Belyeu: Many schools across the country are providing support to LGBTQ youth through staff education and training, education for students regarding LGBTQ issues, and by creating supportive spaces and groups for LGBTQ students and their allies. A large percentage of our schools across the country, however, still have a lot of work to do to create spaces that are supportive and safe for all students to learn and reach their educational goals. The Trevor Project provides a variety of resources for school administrators and staff including direct education for staff and students, the Trevor Lifeguard and CARE workshops, as well as resources which can be requested from our website http://ww.thetrevorproject.org/
Have popular shows such as Glee and United States of Tara been effective in bringing LGBTQ issues into the mainstream?
Belyeu: We know from research that having positive role models and positive media representations of LGBTQ people and allies helps create a broader awareness and understanding of LGBTQ people and the community as a whole.
There are so many youths that end up homeless once they come out to their parents. What programs are there for these youths?
Belyeu: Homelessness is most certainly a problem for many LGBTQ young people. Many cities across the country are starting to understand the special needs of LGBTQ youth and are responding by providing resources for shelters that are inclusive and supportive of LGBTQ young people. Organizations like Trevor: Parents, Families & Friends of Lesbians & Gays (PFLAG) and the Family Acceptance Project are working hard to assist families in the process of being accepting and supportive of their LGBTQ youth, hopefully decreasing the amount of LGBTQ young people who end up homeless nationwide.

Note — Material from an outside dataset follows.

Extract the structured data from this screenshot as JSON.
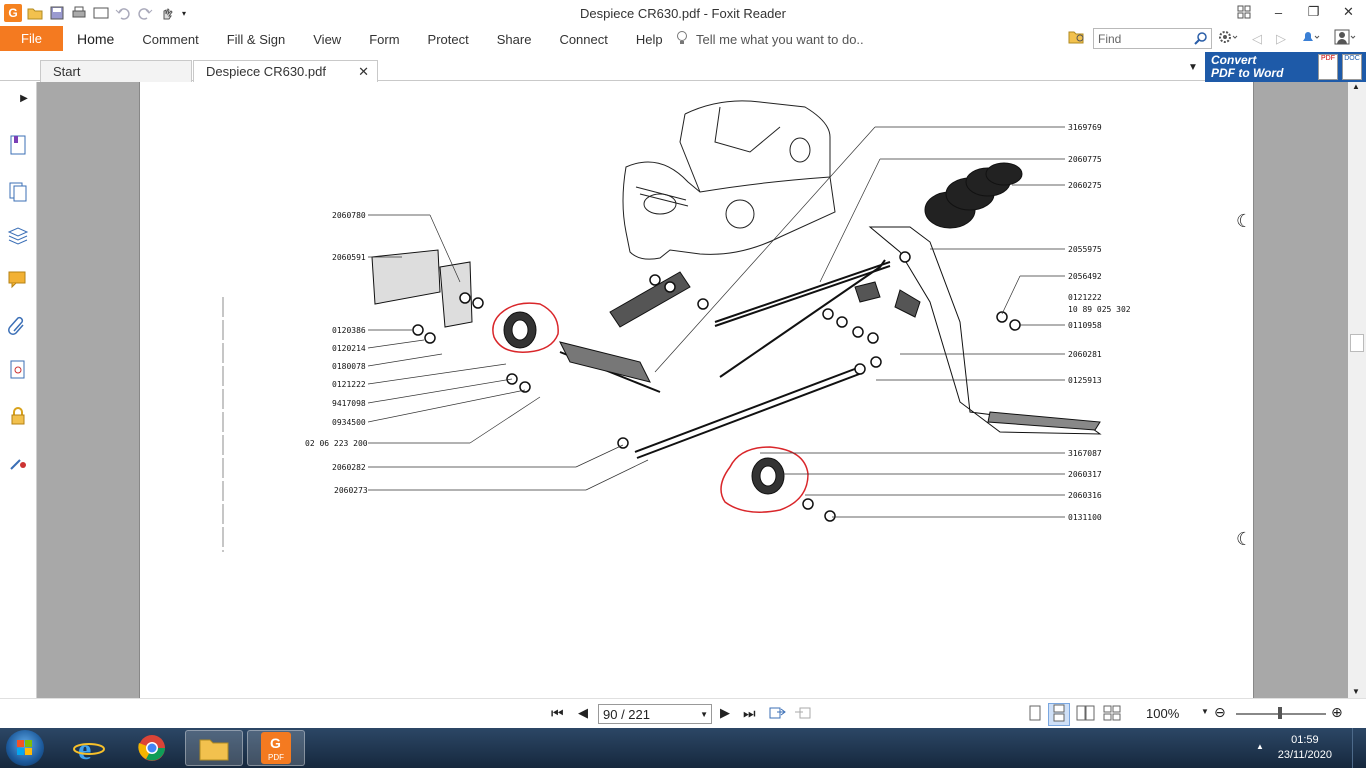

What types of support groups would you like to see established in local communities?
Belyeu: The Trevor Project is working hard to provide resources for LGBTQ young people nationwide through our services, but it is very important that resources and support services exist locally, where youth can access them and can feel accepted at home. One form that this often takes is GSAs (Gay Straight Alliances) in schools and universities. In locations where schools are not providing this type of support network, many LGBTQ and allied adults are successfully starting youth support groups to provide safe and affirmative places.
How can our readers support the Trevor Project?
Belyeu: There are a variety of ways, including volunteer opportunities that you can participate in to help LGBTQ youth nationwide and in your local community; events that you can attend to support our mission and goals; as well as various ways to support our work financially. To learn more about how to be engaged visit our website: www.TheTrevorProject.org .
Do you think that campaigns such as “It Gets Better” are effective?
Belyeu: When paired with other resources such as those provided by The Trevor Project and other organizations, programs and campaigns like these can certainly be part of a holistic approach to increase awareness and visibility regarding LGBTQ youth and the unique issues they face. It Gets Better is also an excellent way to showcase the unique strength and resiliency within the LGBTQ community.
What type of future do you hope for in regards to LGBTQ youth? Do you think it is reachable within today’s generation?
Belyeu: I really love The Trevor Project’s Vision Statement, “A future where the possibilities, opportunities, and dreams are the same for all youth, regardless of sexual orientation or gender identity.” Every day the staff and volunteers at The Trevor Project are working hard to make sure that vision becomes a reality by saving lives, building community, and changing society and culture so that all youth have a bright future.